» **EXERCISE GOAL**
When you reproduce the listing, keep every word as it is and drop the pictures.

○ ○ ○

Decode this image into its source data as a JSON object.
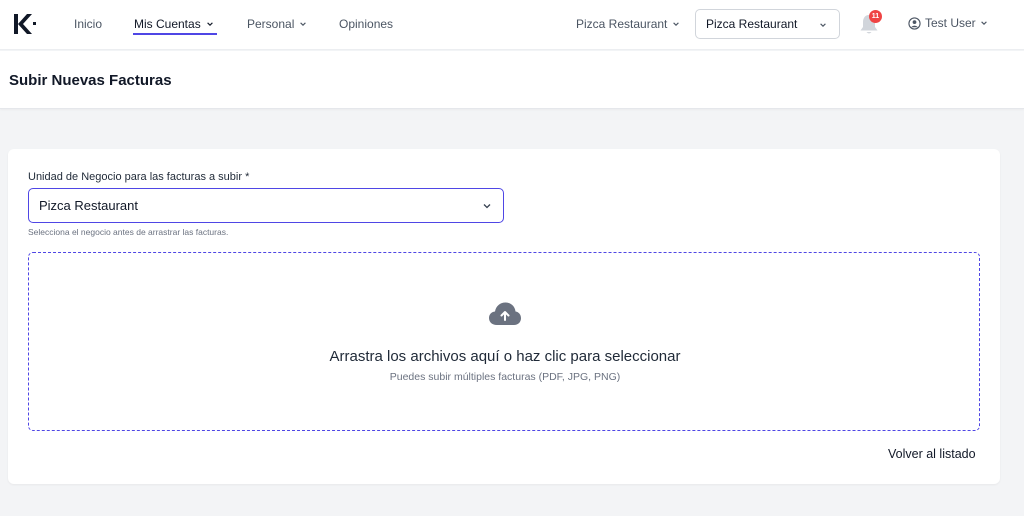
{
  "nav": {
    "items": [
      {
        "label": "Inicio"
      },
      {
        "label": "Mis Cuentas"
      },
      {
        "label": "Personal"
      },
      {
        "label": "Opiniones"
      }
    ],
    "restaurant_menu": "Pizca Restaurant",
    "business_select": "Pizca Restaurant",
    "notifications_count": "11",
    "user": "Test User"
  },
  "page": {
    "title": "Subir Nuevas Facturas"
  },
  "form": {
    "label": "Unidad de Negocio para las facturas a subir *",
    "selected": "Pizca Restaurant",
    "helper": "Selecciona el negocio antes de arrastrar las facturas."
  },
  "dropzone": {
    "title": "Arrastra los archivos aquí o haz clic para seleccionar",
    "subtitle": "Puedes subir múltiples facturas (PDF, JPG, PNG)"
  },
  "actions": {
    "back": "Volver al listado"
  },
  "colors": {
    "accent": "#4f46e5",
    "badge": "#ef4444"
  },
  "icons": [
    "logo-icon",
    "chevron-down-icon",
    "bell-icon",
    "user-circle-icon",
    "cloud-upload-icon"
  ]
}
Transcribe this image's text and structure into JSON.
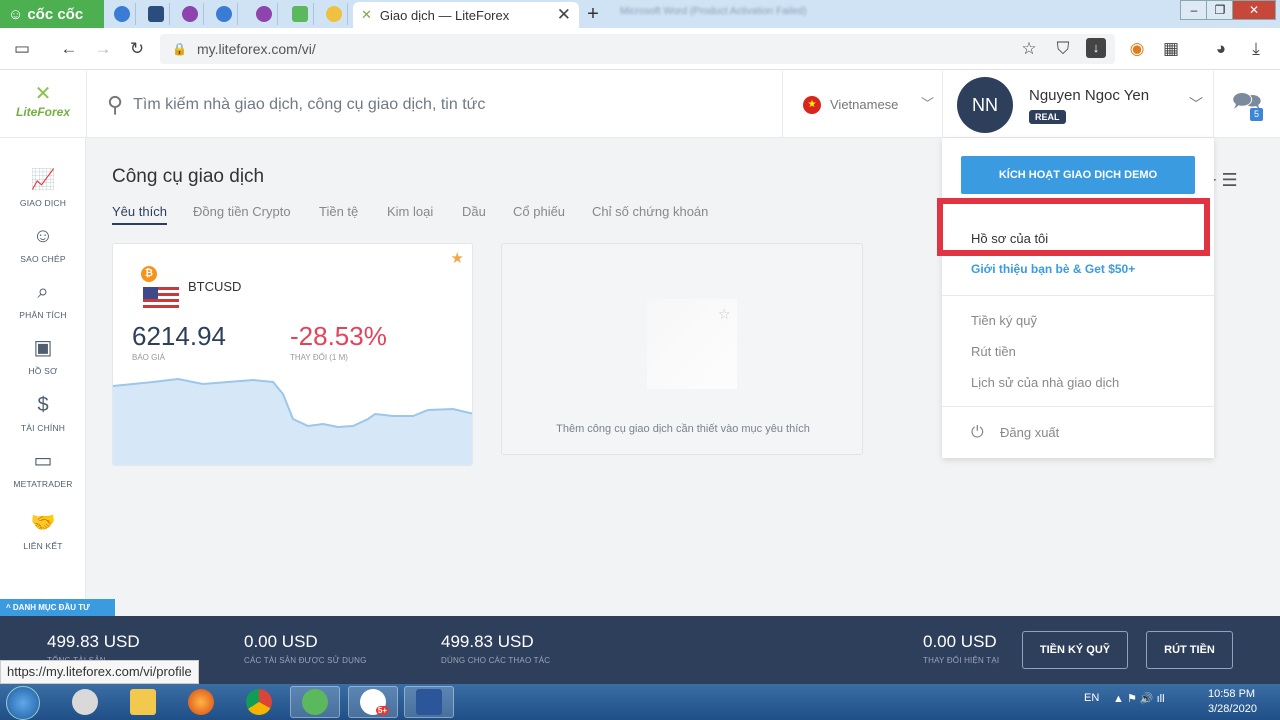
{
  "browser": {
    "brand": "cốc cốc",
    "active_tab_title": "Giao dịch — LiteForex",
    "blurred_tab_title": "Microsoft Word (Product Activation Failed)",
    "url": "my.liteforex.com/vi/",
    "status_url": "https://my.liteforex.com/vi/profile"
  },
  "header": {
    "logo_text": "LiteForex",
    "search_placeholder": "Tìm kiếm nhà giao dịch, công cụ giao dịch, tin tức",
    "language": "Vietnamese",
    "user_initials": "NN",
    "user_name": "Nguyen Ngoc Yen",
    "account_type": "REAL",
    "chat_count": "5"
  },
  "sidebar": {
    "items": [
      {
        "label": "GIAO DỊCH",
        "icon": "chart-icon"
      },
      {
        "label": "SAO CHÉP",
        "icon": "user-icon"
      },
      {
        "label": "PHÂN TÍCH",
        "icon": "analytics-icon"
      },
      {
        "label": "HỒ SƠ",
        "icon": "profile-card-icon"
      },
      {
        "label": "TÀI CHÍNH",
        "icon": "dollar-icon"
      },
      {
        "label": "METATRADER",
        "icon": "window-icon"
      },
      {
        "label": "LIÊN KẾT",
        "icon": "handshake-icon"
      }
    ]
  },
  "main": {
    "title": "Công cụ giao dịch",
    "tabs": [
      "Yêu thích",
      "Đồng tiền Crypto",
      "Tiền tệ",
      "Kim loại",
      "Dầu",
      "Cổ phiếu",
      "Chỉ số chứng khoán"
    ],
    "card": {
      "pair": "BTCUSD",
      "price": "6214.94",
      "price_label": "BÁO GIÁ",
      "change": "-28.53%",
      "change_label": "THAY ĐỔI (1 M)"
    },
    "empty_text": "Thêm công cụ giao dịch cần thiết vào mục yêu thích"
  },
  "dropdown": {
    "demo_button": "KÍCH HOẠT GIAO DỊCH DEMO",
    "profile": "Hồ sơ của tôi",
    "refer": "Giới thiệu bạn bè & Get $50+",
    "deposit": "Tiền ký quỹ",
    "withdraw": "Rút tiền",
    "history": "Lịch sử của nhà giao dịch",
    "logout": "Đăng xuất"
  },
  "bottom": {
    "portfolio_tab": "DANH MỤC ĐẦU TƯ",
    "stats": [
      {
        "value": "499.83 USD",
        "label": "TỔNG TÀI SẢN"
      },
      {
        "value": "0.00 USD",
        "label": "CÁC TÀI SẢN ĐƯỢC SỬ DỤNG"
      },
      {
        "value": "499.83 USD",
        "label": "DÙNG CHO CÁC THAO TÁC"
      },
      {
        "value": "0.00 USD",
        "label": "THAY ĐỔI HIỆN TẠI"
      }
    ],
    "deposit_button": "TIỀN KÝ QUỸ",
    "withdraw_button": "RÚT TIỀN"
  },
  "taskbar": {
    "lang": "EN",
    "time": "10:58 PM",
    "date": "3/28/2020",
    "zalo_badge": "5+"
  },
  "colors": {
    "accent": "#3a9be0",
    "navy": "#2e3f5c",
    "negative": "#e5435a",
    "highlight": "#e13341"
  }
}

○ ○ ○

» **YOUR RESPONSE**
Decode this image into its source data as a JSON object.
{
  "nav": {
    "items": [
      {
        "label": "Inicio"
      },
      {
        "label": "Mis Cuentas"
      },
      {
        "label": "Personal"
      },
      {
        "label": "Opiniones"
      }
    ],
    "restaurant_menu": "Pizca Restaurant",
    "business_select": "Pizca Restaurant",
    "notifications_count": "11",
    "user": "Test User"
  },
  "page": {
    "title": "Subir Nuevas Facturas"
  },
  "form": {
    "label": "Unidad de Negocio para las facturas a subir *",
    "selected": "Pizca Restaurant",
    "helper": "Selecciona el negocio antes de arrastrar las facturas."
  },
  "dropzone": {
    "title": "Arrastra los archivos aquí o haz clic para seleccionar",
    "subtitle": "Puedes subir múltiples facturas (PDF, JPG, PNG)"
  },
  "actions": {
    "back": "Volver al listado"
  },
  "colors": {
    "accent": "#4f46e5",
    "badge": "#ef4444"
  },
  "icons": [
    "logo-icon",
    "chevron-down-icon",
    "bell-icon",
    "user-circle-icon",
    "cloud-upload-icon"
  ]
}
Transcribe this image's text and structure into JSON.
{
  "browser": {
    "brand": "cốc cốc",
    "active_tab_title": "Giao dịch — LiteForex",
    "blurred_tab_title": "Microsoft Word (Product Activation Failed)",
    "url": "my.liteforex.com/vi/",
    "status_url": "https://my.liteforex.com/vi/profile"
  },
  "header": {
    "logo_text": "LiteForex",
    "search_placeholder": "Tìm kiếm nhà giao dịch, công cụ giao dịch, tin tức",
    "language": "Vietnamese",
    "user_initials": "NN",
    "user_name": "Nguyen Ngoc Yen",
    "account_type": "REAL",
    "chat_count": "5"
  },
  "sidebar": {
    "items": [
      {
        "label": "GIAO DỊCH",
        "icon": "chart-icon"
      },
      {
        "label": "SAO CHÉP",
        "icon": "user-icon"
      },
      {
        "label": "PHÂN TÍCH",
        "icon": "analytics-icon"
      },
      {
        "label": "HỒ SƠ",
        "icon": "profile-card-icon"
      },
      {
        "label": "TÀI CHÍNH",
        "icon": "dollar-icon"
      },
      {
        "label": "METATRADER",
        "icon": "window-icon"
      },
      {
        "label": "LIÊN KẾT",
        "icon": "handshake-icon"
      }
    ]
  },
  "main": {
    "title": "Công cụ giao dịch",
    "tabs": [
      "Yêu thích",
      "Đồng tiền Crypto",
      "Tiền tệ",
      "Kim loại",
      "Dầu",
      "Cổ phiếu",
      "Chỉ số chứng khoán"
    ],
    "card": {
      "pair": "BTCUSD",
      "price": "6214.94",
      "price_label": "BÁO GIÁ",
      "change": "-28.53%",
      "change_label": "THAY ĐỔI (1 M)"
    },
    "empty_text": "Thêm công cụ giao dịch cần thiết vào mục yêu thích"
  },
  "dropdown": {
    "demo_button": "KÍCH HOẠT GIAO DỊCH DEMO",
    "profile": "Hồ sơ của tôi",
    "refer": "Giới thiệu bạn bè & Get $50+",
    "deposit": "Tiền ký quỹ",
    "withdraw": "Rút tiền",
    "history": "Lịch sử của nhà giao dịch",
    "logout": "Đăng xuất"
  },
  "bottom": {
    "portfolio_tab": "DANH MỤC ĐẦU TƯ",
    "stats": [
      {
        "value": "499.83 USD",
        "label": "TỔNG TÀI SẢN"
      },
      {
        "value": "0.00 USD",
        "label": "CÁC TÀI SẢN ĐƯỢC SỬ DỤNG"
      },
      {
        "value": "499.83 USD",
        "label": "DÙNG CHO CÁC THAO TÁC"
      },
      {
        "value": "0.00 USD",
        "label": "THAY ĐỔI HIỆN TẠI"
      }
    ],
    "deposit_button": "TIỀN KÝ QUỸ",
    "withdraw_button": "RÚT TIỀN"
  },
  "taskbar": {
    "lang": "EN",
    "time": "10:58 PM",
    "date": "3/28/2020",
    "zalo_badge": "5+"
  },
  "colors": {
    "accent": "#3a9be0",
    "navy": "#2e3f5c",
    "negative": "#e5435a",
    "highlight": "#e13341"
  }
}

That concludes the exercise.